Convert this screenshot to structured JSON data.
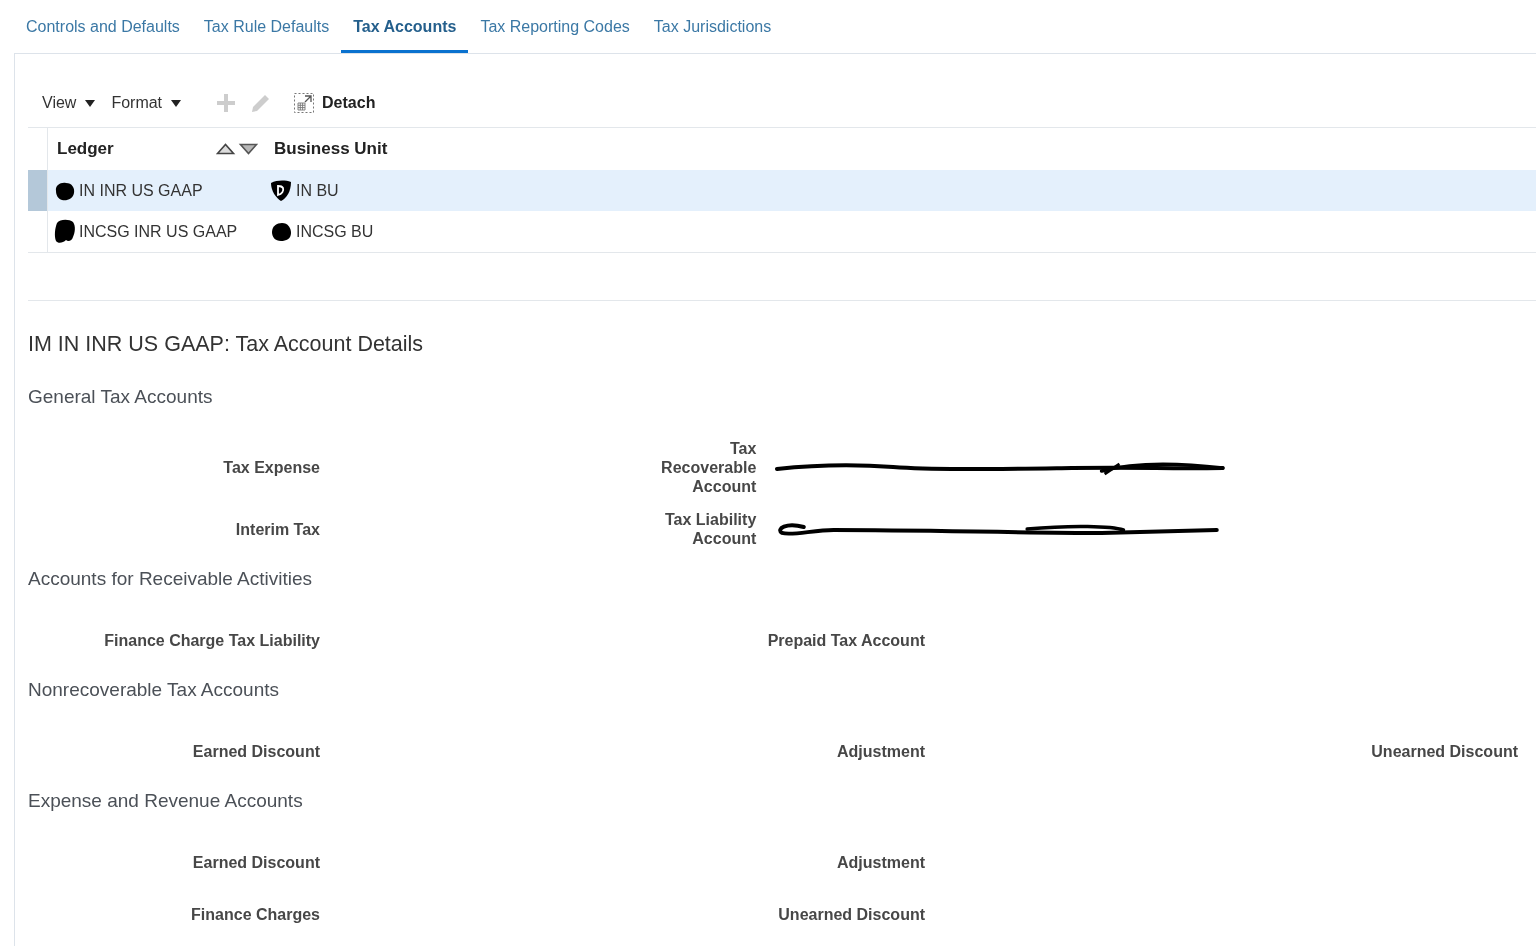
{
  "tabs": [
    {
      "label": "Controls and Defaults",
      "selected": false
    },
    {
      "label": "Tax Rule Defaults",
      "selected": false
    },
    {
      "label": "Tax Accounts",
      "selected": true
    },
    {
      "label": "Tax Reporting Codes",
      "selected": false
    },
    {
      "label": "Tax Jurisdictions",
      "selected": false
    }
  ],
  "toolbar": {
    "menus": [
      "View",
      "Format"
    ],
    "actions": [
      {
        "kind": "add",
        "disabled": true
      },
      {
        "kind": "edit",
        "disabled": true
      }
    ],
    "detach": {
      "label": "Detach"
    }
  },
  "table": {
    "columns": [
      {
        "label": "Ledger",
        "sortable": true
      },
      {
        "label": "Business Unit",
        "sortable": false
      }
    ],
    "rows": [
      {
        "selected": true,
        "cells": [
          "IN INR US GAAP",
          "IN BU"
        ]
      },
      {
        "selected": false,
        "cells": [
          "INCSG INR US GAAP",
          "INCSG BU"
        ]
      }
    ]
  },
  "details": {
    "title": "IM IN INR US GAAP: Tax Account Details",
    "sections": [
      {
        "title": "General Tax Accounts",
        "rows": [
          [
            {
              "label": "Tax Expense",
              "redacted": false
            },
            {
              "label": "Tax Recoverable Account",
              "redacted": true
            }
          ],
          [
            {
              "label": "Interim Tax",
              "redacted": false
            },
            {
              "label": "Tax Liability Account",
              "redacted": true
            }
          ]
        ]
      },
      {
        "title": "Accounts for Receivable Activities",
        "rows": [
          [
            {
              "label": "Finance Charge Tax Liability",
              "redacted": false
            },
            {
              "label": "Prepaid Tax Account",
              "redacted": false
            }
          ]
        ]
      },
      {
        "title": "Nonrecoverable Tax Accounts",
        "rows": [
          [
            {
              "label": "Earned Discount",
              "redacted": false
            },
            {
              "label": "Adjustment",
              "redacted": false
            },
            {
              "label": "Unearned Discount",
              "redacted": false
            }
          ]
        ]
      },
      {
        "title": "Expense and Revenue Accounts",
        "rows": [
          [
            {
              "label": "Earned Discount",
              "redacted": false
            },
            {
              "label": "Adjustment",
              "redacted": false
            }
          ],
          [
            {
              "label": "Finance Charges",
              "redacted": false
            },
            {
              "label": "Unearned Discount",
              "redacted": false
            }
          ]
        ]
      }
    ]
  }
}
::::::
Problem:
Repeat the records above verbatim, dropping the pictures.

Expected output:
Convert this screenshot to structured JSON data.
{
  "tabs": [
    {
      "label": "Controls and Defaults",
      "selected": false
    },
    {
      "label": "Tax Rule Defaults",
      "selected": false
    },
    {
      "label": "Tax Accounts",
      "selected": true
    },
    {
      "label": "Tax Reporting Codes",
      "selected": false
    },
    {
      "label": "Tax Jurisdictions",
      "selected": false
    }
  ],
  "toolbar": {
    "menus": [
      "View",
      "Format"
    ],
    "actions": [
      {
        "kind": "add",
        "disabled": true
      },
      {
        "kind": "edit",
        "disabled": true
      }
    ],
    "detach": {
      "label": "Detach"
    }
  },
  "table": {
    "columns": [
      {
        "label": "Ledger",
        "sortable": true
      },
      {
        "label": "Business Unit",
        "sortable": false
      }
    ],
    "rows": [
      {
        "selected": true,
        "cells": [
          "IN INR US GAAP",
          "IN BU"
        ]
      },
      {
        "selected": false,
        "cells": [
          "INCSG INR US GAAP",
          "INCSG BU"
        ]
      }
    ]
  },
  "details": {
    "title": "IM IN INR US GAAP: Tax Account Details",
    "sections": [
      {
        "title": "General Tax Accounts",
        "rows": [
          [
            {
              "label": "Tax Expense",
              "redacted": false
            },
            {
              "label": "Tax Recoverable Account",
              "redacted": true
            }
          ],
          [
            {
              "label": "Interim Tax",
              "redacted": false
            },
            {
              "label": "Tax Liability Account",
              "redacted": true
            }
          ]
        ]
      },
      {
        "title": "Accounts for Receivable Activities",
        "rows": [
          [
            {
              "label": "Finance Charge Tax Liability",
              "redacted": false
            },
            {
              "label": "Prepaid Tax Account",
              "redacted": false
            }
          ]
        ]
      },
      {
        "title": "Nonrecoverable Tax Accounts",
        "rows": [
          [
            {
              "label": "Earned Discount",
              "redacted": false
            },
            {
              "label": "Adjustment",
              "redacted": false
            },
            {
              "label": "Unearned Discount",
              "redacted": false
            }
          ]
        ]
      },
      {
        "title": "Expense and Revenue Accounts",
        "rows": [
          [
            {
              "label": "Earned Discount",
              "redacted": false
            },
            {
              "label": "Adjustment",
              "redacted": false
            }
          ],
          [
            {
              "label": "Finance Charges",
              "redacted": false
            },
            {
              "label": "Unearned Discount",
              "redacted": false
            }
          ]
        ]
      }
    ]
  }
}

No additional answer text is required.